The following are some smaller sights we came across while driving around Ieper. They all have one thing in common: desolation. The Hooge crater is the site of a giant mine that the Germans blew up in 1915.

50th Northumbrian Division monument

50th Northumbrian Division monument

A cemetary

A cemetery

A cemetary

A cemetery

The Hooge crater

The Hooge crater

Shells at the Hooge crater

Shells at the Hooge crater

Ieper – Pond Farm

Pond Farm is a private museum in Langemarck, Belgium. Pond Farm is working farm and over the years, as in much of France and Belgium that constituted the front lines, the proprietor Stijn Butaye has collected artifacts from the fields. The museum is small but our visit was one of the most interesting of the trip. Stijn was unavailable that day but his mother gave us a guided tour of the museum which an in depth description of where the front lines were and what it is like to live with the remnants of the war. They still dig up live munitions which have to be disposed of. Their website proudly proclaims, “This Private Pondfarm Museum is controlled by the Federal Goverment Justice (foj), Police Ypres, DOVO and was approved on the security of weapons and ammunition.” A must see if you are in the area and have the time. You can find them on FaceBook also.

Pond Farm museum

Pond Farm museum

The poppy

The poppy

A patio table made of shells

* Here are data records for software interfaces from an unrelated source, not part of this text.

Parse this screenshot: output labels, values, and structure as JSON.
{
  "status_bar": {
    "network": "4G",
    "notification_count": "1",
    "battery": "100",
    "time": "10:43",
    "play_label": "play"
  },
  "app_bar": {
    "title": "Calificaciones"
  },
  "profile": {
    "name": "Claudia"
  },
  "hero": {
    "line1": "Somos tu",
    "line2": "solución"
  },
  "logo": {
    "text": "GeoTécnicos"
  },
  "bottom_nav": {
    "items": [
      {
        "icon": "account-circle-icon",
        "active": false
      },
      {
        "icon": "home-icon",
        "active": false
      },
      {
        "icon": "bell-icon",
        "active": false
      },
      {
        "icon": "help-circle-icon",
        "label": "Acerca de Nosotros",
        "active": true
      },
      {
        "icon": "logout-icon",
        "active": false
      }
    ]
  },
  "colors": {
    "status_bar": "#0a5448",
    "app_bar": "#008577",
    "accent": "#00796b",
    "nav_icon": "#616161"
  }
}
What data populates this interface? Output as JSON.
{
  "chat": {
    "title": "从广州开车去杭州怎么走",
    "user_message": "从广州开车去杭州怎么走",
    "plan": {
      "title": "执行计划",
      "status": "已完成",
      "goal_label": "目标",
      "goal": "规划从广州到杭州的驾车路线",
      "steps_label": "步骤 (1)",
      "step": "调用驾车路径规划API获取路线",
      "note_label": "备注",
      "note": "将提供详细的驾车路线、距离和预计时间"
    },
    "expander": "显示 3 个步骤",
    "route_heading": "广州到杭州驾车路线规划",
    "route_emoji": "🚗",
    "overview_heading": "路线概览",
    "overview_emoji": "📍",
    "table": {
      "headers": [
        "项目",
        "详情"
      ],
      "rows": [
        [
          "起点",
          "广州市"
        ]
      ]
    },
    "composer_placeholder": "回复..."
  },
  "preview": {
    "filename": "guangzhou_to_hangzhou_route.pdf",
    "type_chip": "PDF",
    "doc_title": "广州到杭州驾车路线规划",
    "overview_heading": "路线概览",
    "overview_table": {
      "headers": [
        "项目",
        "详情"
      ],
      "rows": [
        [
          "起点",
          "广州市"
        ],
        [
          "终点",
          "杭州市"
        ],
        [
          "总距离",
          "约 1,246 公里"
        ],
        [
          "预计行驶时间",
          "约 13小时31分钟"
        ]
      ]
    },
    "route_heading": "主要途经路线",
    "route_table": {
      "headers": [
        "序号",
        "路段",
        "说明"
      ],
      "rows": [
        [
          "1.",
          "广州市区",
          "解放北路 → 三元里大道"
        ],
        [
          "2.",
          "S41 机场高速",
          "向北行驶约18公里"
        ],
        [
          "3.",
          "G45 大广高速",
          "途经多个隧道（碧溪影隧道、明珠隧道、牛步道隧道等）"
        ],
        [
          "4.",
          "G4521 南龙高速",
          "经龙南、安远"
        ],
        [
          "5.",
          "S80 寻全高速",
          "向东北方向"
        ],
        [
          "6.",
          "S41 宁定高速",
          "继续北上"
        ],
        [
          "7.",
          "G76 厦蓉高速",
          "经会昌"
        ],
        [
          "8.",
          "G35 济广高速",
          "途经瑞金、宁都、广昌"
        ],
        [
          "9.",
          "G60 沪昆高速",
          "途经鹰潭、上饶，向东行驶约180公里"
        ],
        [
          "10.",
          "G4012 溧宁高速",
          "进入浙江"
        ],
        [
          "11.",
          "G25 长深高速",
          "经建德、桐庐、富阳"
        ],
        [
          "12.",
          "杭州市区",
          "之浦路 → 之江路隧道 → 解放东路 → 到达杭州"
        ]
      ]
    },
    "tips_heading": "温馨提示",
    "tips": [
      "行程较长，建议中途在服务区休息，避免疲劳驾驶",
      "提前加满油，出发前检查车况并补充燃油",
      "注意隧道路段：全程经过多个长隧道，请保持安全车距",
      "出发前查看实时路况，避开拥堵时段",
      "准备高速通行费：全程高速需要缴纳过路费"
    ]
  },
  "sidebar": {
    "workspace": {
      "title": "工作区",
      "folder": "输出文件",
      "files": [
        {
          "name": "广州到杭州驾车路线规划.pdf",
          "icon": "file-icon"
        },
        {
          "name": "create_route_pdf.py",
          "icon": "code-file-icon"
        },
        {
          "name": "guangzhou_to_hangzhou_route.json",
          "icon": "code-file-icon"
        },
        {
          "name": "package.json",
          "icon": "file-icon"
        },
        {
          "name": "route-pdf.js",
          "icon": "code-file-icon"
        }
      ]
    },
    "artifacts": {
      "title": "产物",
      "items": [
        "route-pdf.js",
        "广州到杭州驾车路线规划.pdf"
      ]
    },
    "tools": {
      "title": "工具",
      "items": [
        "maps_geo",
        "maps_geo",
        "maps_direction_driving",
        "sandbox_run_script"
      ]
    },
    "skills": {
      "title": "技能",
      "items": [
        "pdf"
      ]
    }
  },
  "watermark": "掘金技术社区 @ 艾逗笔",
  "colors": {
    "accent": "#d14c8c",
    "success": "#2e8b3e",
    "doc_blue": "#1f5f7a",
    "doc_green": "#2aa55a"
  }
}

A patio table made of shells

Where they put live shells. The shell on the cage might be live

Where they put live shells. The shell on the cage might be live

A roof tile made by Germany after the war as part of reparations. To find new titles they have to search e-bay

A roof tile made by Germany after the war as part of reparations. To find new titles they have to search e-bay

Rusted detonaters

Rusted detonaters

A shrapnel shell

A shrapnel shell

Three barbed wire posts in front of modern wire

Three barbed wire posts in front of modern wire

What remains of a German bunker. Parts of it have been destroyed by the farmers

What remains of a German bunker. Parts of it have been destroyed by the farmers

Some shells sitting by the barn door

Some shells sitting by the barn door

Rusted barbed wire

Rusted barbed wire

Parts of a tank

Parts of a tank

British and German bullets

British and German bullets

Shell fuses

Shell fuses

Gas shell and bottles for the gas

Gas shell and bottles for the gas

 

 

 

Ieper – St. Julien

The Brooding Solder at the Canadian monument at St. Julien is one of the best World War I monuments in terms of design. Like all Canadian monuments it does not celebrate the war, but instead, reflects on it. The monument is on the site of the first gas attack in history when the Germans released chlorine gas that caught the unsuspecting troops ill prepared.

 

Close up of the brooding soldier

Close up of the brooding soldier

The soldier

The soldier

The soldier

The soldier

An explanation of the attack

An explanation of the attack

The ubiquitous register

The ubiquitous register